→ Task description: Could the whole of the data below be written out verbatim?

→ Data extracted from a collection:
┌──
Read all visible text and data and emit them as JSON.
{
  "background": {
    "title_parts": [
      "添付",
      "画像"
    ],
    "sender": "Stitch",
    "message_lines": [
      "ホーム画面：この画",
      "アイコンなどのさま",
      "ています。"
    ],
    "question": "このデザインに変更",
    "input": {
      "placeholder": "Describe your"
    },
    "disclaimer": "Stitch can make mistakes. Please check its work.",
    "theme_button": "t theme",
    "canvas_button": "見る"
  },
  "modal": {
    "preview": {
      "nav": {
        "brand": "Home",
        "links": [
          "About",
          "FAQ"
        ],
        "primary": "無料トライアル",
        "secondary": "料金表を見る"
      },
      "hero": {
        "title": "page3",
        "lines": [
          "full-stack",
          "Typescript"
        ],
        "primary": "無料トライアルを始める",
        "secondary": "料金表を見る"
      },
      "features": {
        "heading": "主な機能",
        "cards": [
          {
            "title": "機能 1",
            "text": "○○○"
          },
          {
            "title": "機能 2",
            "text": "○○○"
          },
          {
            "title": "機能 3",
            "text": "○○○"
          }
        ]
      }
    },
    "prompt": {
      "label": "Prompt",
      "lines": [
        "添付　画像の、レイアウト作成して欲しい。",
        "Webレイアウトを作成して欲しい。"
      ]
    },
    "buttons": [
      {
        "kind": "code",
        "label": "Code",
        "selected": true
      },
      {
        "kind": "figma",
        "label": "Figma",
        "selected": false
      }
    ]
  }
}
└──
→ Task result:
Read all visible text and data and emit them as JSON.
{
  "background": {
    "title_parts": [
      "添付",
      "画像"
    ],
    "sender": "Stitch",
    "message_lines": [
      "ホーム画面：この画",
      "アイコンなどのさま",
      "ています。"
    ],
    "question": "このデザインに変更",
    "input": {
      "placeholder": "Describe your"
    },
    "disclaimer": "Stitch can make mistakes. Please check its work.",
    "theme_button": "t theme",
    "canvas_button": "見る"
  },
  "modal": {
    "preview": {
      "nav": {
        "brand": "Home",
        "links": [
          "About",
          "FAQ"
        ],
        "primary": "無料トライアル",
        "secondary": "料金表を見る"
      },
      "hero": {
        "title": "page3",
        "lines": [
          "full-stack",
          "Typescript"
        ],
        "primary": "無料トライアルを始める",
        "secondary": "料金表を見る"
      },
      "features": {
        "heading": "主な機能",
        "cards": [
          {
            "title": "機能 1",
            "text": "○○○"
          },
          {
            "title": "機能 2",
            "text": "○○○"
          },
          {
            "title": "機能 3",
            "text": "○○○"
          }
        ]
      }
    },
    "prompt": {
      "label": "Prompt",
      "lines": [
        "添付　画像の、レイアウト作成して欲しい。",
        "Webレイアウトを作成して欲しい。"
      ]
    },
    "buttons": [
      {
        "kind": "code",
        "label": "Code",
        "selected": true
      },
      {
        "kind": "figma",
        "label": "Figma",
        "selected": false
      }
    ]
  }
}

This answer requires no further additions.